- **Task details**: From the data that follows, copy every line with the string "CREATE".

- **Data records**:
- Opening Delimiter -

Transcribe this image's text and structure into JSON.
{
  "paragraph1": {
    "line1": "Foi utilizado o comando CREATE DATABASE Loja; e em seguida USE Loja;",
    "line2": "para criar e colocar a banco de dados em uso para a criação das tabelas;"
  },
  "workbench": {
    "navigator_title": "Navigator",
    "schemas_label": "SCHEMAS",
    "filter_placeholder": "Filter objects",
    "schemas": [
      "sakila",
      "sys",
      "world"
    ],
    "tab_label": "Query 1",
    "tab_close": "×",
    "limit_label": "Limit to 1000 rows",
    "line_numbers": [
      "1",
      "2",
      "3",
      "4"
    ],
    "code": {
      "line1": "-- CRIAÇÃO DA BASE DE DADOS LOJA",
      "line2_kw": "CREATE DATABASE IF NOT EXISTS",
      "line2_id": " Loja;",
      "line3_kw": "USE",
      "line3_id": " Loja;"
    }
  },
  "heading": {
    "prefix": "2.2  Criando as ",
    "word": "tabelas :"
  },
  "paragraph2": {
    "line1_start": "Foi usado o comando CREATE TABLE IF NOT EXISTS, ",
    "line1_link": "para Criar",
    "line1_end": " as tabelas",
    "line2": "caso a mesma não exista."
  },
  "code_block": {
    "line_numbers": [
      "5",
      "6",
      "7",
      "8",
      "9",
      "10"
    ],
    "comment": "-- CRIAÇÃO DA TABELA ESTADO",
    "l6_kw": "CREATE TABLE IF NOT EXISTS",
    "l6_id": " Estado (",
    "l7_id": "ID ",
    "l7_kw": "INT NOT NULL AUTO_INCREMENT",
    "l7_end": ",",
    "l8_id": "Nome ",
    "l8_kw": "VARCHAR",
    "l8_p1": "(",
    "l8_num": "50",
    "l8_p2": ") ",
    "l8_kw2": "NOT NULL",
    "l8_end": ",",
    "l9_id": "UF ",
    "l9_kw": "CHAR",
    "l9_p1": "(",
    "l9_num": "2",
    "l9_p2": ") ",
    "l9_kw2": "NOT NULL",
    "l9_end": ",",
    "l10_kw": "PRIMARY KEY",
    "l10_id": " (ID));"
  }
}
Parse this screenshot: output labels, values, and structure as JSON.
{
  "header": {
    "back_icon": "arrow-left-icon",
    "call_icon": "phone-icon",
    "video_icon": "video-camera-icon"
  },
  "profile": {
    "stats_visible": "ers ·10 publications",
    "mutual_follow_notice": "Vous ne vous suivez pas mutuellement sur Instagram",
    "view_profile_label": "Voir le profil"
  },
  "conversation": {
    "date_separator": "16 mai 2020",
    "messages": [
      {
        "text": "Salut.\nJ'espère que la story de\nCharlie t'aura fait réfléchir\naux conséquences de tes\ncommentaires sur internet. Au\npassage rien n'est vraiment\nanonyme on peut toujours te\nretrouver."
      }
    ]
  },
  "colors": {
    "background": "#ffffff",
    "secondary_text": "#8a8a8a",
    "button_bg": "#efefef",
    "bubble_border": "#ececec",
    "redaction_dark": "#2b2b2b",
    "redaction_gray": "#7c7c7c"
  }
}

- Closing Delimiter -

- **Result of the exercise**:
    "line1": "Foi utilizado o comando CREATE DATABASE Loja; e em seguida USE Loja;",
      "line2_kw": "CREATE DATABASE IF NOT EXISTS",
    "line1_start": "Foi usado o comando CREATE TABLE IF NOT EXISTS, ",
    "l6_kw": "CREATE TABLE IF NOT EXISTS",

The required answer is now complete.